Pollutant sources can be eliminated by specifying materials and finishes with low VOC emissions and using cleaning products that have low or no VOCs. Eliminating mold can be achieved by integrating the building envelope with the HVAC system and following through in construction by keeping the building dry as it is built. During operations, the balance between moisture control and energy conservation needs to be continuously evaluated to provide a healthy and productive environment for the occupants.

In a 30-year life of a building, the initial cost is just 2%, while the salaries are 92% of the cost of ownership (see Figure 3). A high-performance commercial building is one that is designed to improve the environmental performance while increasing the productivity of the people that use them. Known factors that impact productivity are thermal comfort and noise. Thermal comfort can be addressed in the HVAC design and can include occupant control over temperature and air movement.
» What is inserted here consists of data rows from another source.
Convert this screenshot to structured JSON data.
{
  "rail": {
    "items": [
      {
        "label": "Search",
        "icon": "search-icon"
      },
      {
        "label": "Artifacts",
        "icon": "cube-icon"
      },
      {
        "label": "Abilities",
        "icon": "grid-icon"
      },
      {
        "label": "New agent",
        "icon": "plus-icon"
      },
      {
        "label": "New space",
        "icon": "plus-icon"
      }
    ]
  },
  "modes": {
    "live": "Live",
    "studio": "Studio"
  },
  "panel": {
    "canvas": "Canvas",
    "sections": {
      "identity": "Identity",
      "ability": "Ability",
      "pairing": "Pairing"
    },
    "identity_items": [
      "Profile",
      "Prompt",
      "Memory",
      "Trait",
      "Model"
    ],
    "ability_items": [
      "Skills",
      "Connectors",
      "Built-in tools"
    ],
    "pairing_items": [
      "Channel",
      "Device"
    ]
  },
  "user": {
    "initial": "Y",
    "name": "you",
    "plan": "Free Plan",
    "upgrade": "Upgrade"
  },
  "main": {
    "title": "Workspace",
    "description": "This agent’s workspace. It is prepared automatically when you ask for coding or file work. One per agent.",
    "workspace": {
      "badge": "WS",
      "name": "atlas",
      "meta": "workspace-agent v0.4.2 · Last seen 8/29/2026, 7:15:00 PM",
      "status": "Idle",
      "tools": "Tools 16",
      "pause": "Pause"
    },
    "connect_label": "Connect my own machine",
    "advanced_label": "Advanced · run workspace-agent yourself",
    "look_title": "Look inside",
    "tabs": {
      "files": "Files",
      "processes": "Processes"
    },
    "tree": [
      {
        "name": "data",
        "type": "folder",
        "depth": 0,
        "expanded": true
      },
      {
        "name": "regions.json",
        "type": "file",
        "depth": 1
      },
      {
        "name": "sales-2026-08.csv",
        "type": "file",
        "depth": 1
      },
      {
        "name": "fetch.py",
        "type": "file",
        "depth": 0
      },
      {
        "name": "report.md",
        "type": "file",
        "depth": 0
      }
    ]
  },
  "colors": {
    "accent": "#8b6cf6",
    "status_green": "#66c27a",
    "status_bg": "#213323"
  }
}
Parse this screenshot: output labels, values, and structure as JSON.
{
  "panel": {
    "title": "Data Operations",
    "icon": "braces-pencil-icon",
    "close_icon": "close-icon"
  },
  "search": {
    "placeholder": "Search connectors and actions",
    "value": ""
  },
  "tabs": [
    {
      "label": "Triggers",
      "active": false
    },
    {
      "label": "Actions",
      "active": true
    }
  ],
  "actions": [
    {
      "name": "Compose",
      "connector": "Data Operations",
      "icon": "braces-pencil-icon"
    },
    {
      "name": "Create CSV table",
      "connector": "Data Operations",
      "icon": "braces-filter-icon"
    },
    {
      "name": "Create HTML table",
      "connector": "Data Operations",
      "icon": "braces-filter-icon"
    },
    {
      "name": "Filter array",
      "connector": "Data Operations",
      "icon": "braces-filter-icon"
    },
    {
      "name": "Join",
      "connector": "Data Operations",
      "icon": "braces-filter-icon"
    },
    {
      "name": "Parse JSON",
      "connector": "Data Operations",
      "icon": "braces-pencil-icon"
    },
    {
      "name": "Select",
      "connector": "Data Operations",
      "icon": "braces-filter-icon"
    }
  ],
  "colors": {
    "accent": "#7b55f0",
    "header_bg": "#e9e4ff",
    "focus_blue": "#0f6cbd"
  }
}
Designing to reduce noise problems includes identifying adjacent space activities and incorporating insulation or other noise masking techniques. Daylighting, as mentioned earlier, can improve occupant comfort and the feeling of well-being by the visual connection to the outdoors.

Creating a successful high-performance building starts with an integrated design approach early in the project. An integrated team consists of the owner, building occupants, operations and maintenance (O&M) staff, as well as design professionals. The challenge to the team is to design (construct and operate) the building from a whole building perspective, taking into consideration that buildings are complex and building systems are interdependent. The goals of a high-performance building include lowering lifetime costs, providing a healthy indoor environment that enhances employee productivity and well-being, and minimizing the impact to the surrounding community. High-performance buildings that need to improve the economic, social and environmental performance are changing the way we design buildings and "greening" the triple bottom line for the owners.